"In this Commonwealth, the standard for evaluating whether probable cause exists is the 'totality of the circumstances' test set forth in Illinois v. Gates, 462 U.S. 213, 103 S.Ct. 2317, 76 L.Ed.2d 527 (1983). See Commonwealth v. Baker, 513 Pa. 23, 518 A.2d 802 (1986), Commonwealth v. Gray, 509 Pa. 476, 503 A.2d 921 (1985). The benchmark of a warrantless arrest is the existence of probable cause, namely, whether the facts and circumstances which are within the knowledge of the officer at the time of the arrest, and of which he has reasonably trustworthy information, are sufficient to warrant a man of reasonable caution in the belief that the suspect has committed or is committing a crime.
Finally, the courts have noted that it is only the probability of criminal activity that is the standard of probable cause. This means less than evidence which would justify conviction or even a Prima Facie showing a criminal activity but more than mere suspicion. Commonwealth v. Mallory, 418 Pa.Super. 514, 616, 614 A.2d 1174, 1176 (1992), appeal denied, 533 Pa.632, 621 A.2d 578 (1993).

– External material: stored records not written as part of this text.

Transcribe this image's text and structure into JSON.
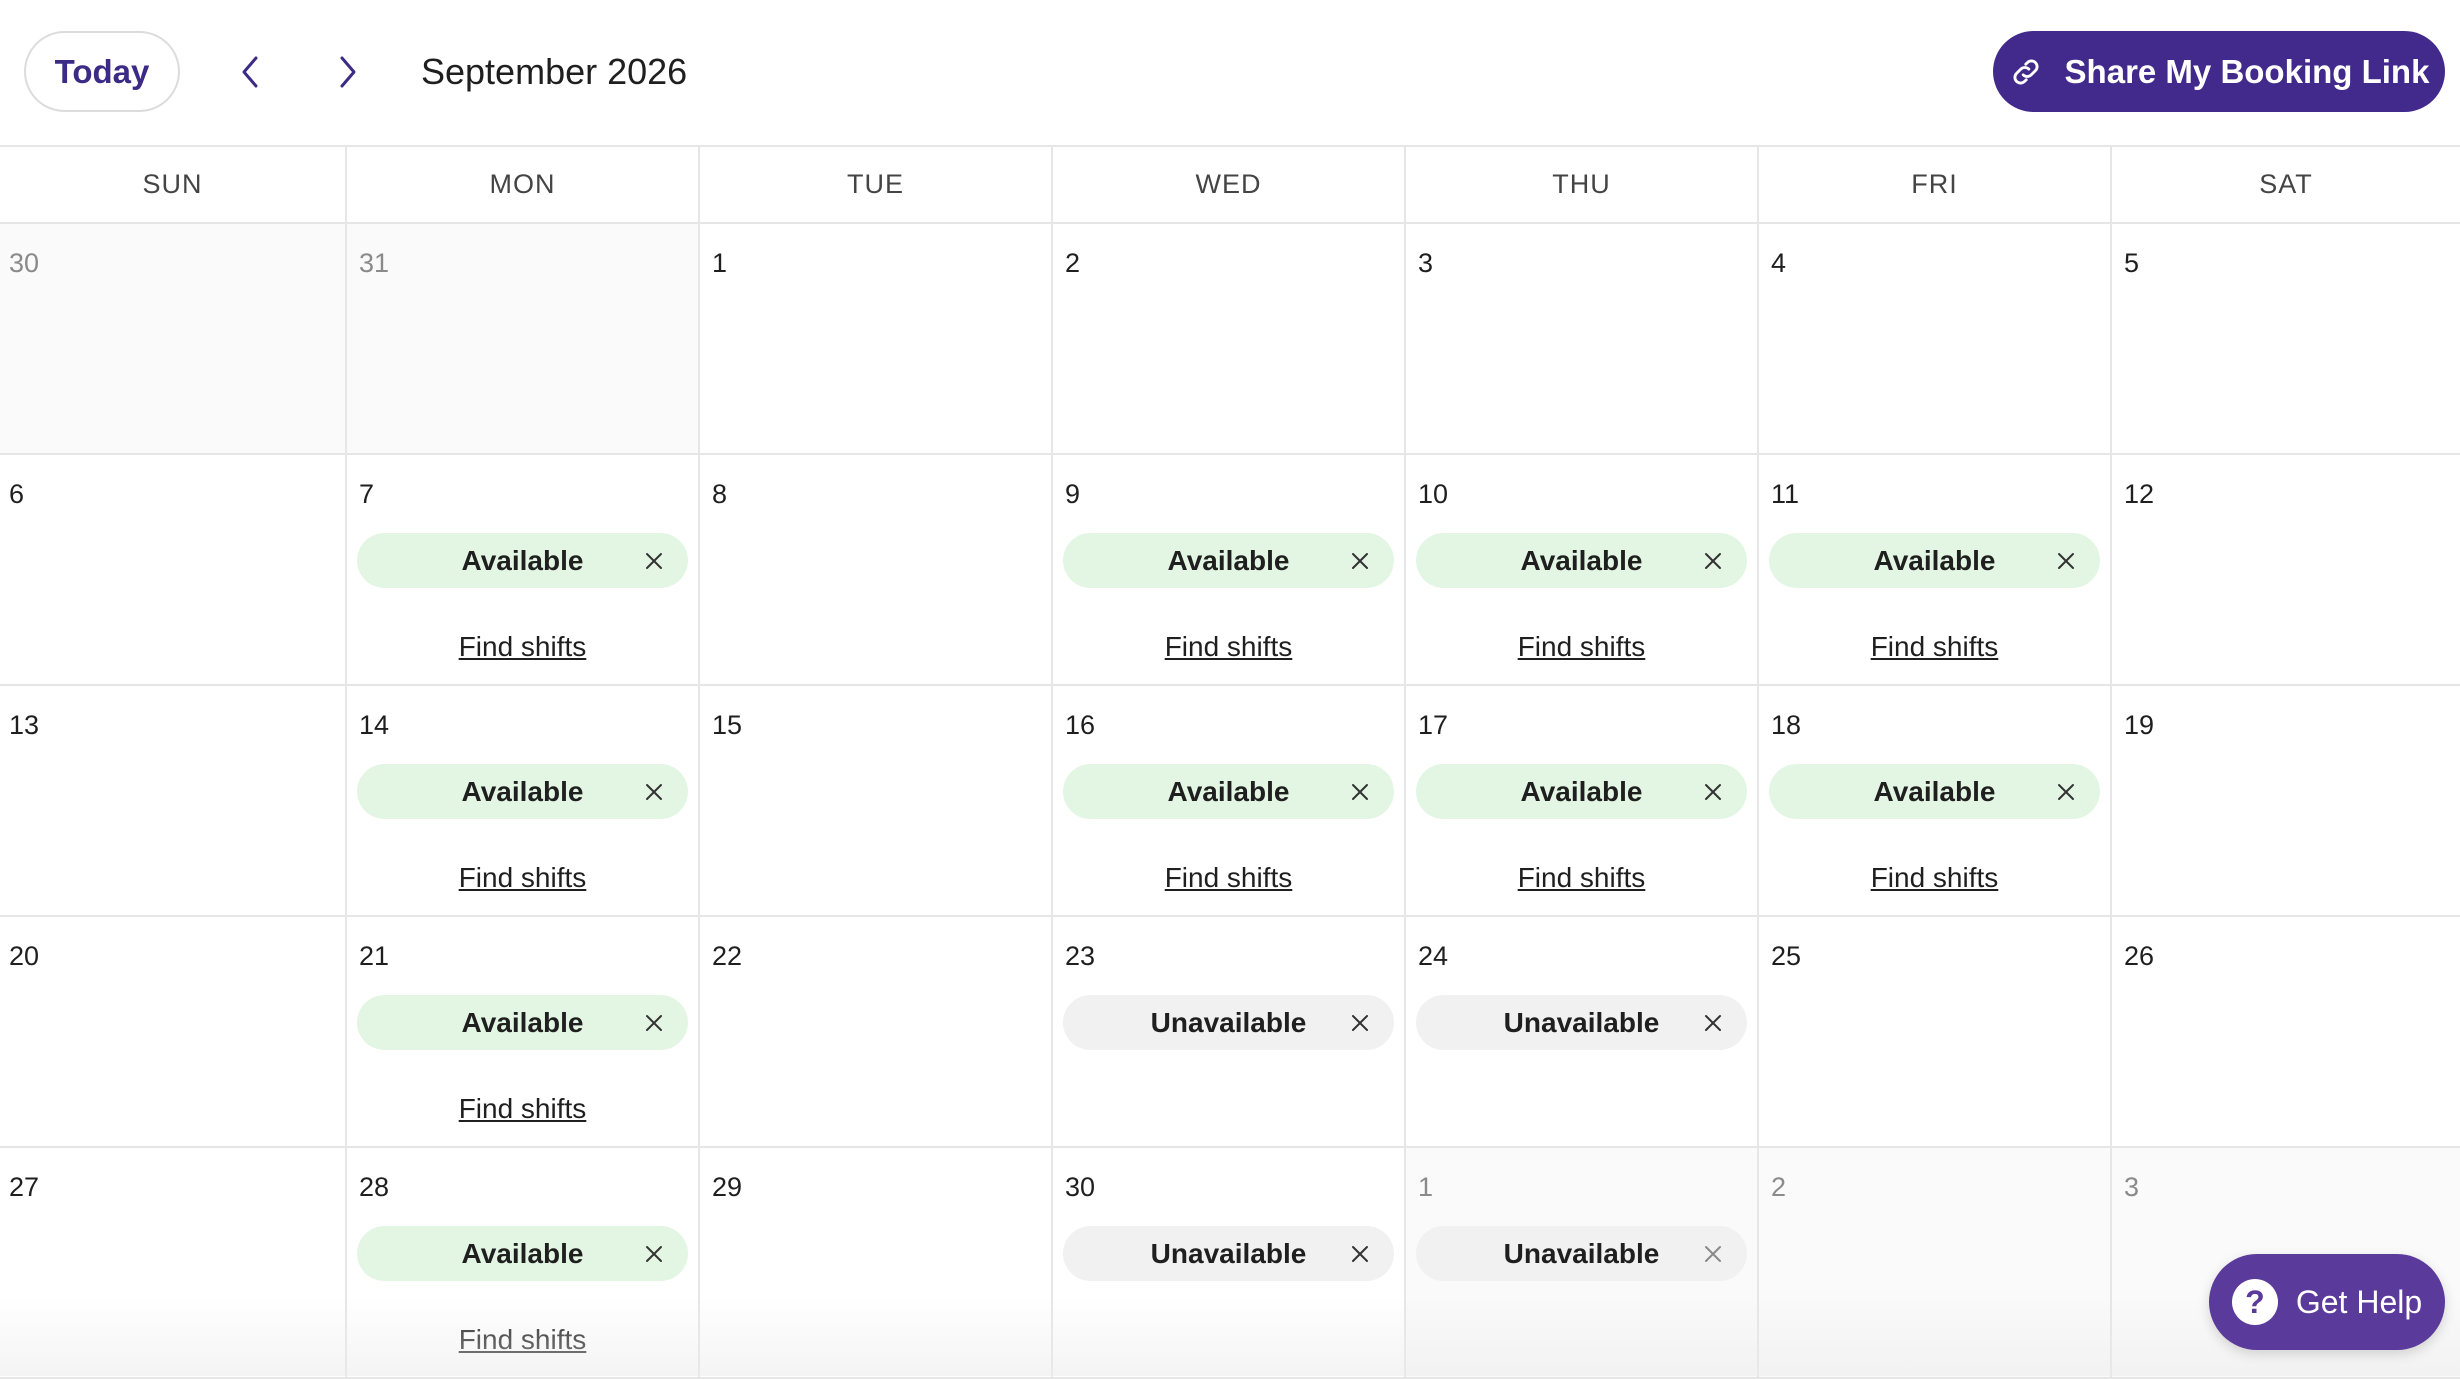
{
  "toolbar": {
    "today_label": "Today",
    "month_title": "September 2026",
    "share_label": "Share My Booking Link"
  },
  "calendar": {
    "weekdays": [
      "SUN",
      "MON",
      "TUE",
      "WED",
      "THU",
      "FRI",
      "SAT"
    ],
    "find_shifts_label": "Find shifts",
    "weeks": [
      [
        {
          "day": "30",
          "other": true
        },
        {
          "day": "31",
          "other": true
        },
        {
          "day": "1"
        },
        {
          "day": "2"
        },
        {
          "day": "3"
        },
        {
          "day": "4"
        },
        {
          "day": "5"
        }
      ],
      [
        {
          "day": "6"
        },
        {
          "day": "7",
          "status": "Available",
          "find": true
        },
        {
          "day": "8"
        },
        {
          "day": "9",
          "status": "Available",
          "find": true
        },
        {
          "day": "10",
          "status": "Available",
          "find": true
        },
        {
          "day": "11",
          "status": "Available",
          "find": true
        },
        {
          "day": "12"
        }
      ],
      [
        {
          "day": "13"
        },
        {
          "day": "14",
          "status": "Available",
          "find": true
        },
        {
          "day": "15"
        },
        {
          "day": "16",
          "status": "Available",
          "find": true
        },
        {
          "day": "17",
          "status": "Available",
          "find": true
        },
        {
          "day": "18",
          "status": "Available",
          "find": true
        },
        {
          "day": "19"
        }
      ],
      [
        {
          "day": "20"
        },
        {
          "day": "21",
          "status": "Available",
          "find": true
        },
        {
          "day": "22"
        },
        {
          "day": "23",
          "status": "Unavailable"
        },
        {
          "day": "24",
          "status": "Unavailable"
        },
        {
          "day": "25"
        },
        {
          "day": "26"
        }
      ],
      [
        {
          "day": "27"
        },
        {
          "day": "28",
          "status": "Available",
          "find": true
        },
        {
          "day": "29"
        },
        {
          "day": "30",
          "status": "Unavailable"
        },
        {
          "day": "1",
          "other": true,
          "status": "Unavailable"
        },
        {
          "day": "2",
          "other": true
        },
        {
          "day": "3",
          "other": true
        }
      ]
    ]
  },
  "help": {
    "label": "Get Help",
    "icon_glyph": "?"
  },
  "colors": {
    "brand": "#412a8c",
    "available_bg": "#e3f6e3",
    "unavailable_bg": "#f1f1f1",
    "help_bg": "#5a3a9a"
  },
  "icons": {
    "prev": "chevron-left-icon",
    "next": "chevron-right-icon",
    "share": "link-icon",
    "remove": "close-icon",
    "help": "question-icon"
  }
}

In the instant case, we reiterate the sentiments expressed in Vassiljev, Hunt, Greber, and Agnew that no citizen may be arrested merely for passing an unidentified item to another citizen on a public street. For probable cause to exist, there must be other facts which, together with a suspicious exchange of unidentified items, which support a reasonable belief that the exchange is drug related. The significant facts in this case are that at the time of the alleged hand to hand exchange, the police were never able to identify what items if any where actually being exchanged. Furthermore, they stated that the defendant while feeling, discarded something into the street but that item was never recovered. There was a police pursuit, however, the law has always been that flight in and of itself is never sufficient to constitute probable cause. Under these circumstances, Perry de Marco, Sr argued that not only was the arrest performed without an arrest warrant, presumptively, unreasonable, but also that the police never had facts and circumstances which wold lead a reasonable police officer to believe that a crime had been committed. Every transaction that takes place on a public street does not give rise to probable cause to arrest. The learned Judge held the case under advisement to consider not only Mr. de Marco’s oral argument but also to read and consider the extensive memorandum of law which he prepared on the Defendant’s behalf. On February 24, 2014 the Judge ruled that the arrest was illegal as was the resulting search and seizure. The Judge suppressed the narcotics seized from the Defendant. In view of the fact that the District Attorney no longer had evidence to present, she dismissed all charges against the Defendant.
Perry de Marco, Sr. has practiced Criminal Law in Philadelphia and the surrounding counties for thirty-eight years and has tried hundreds of drug cases. If you should need his help, please do not hesitate to call.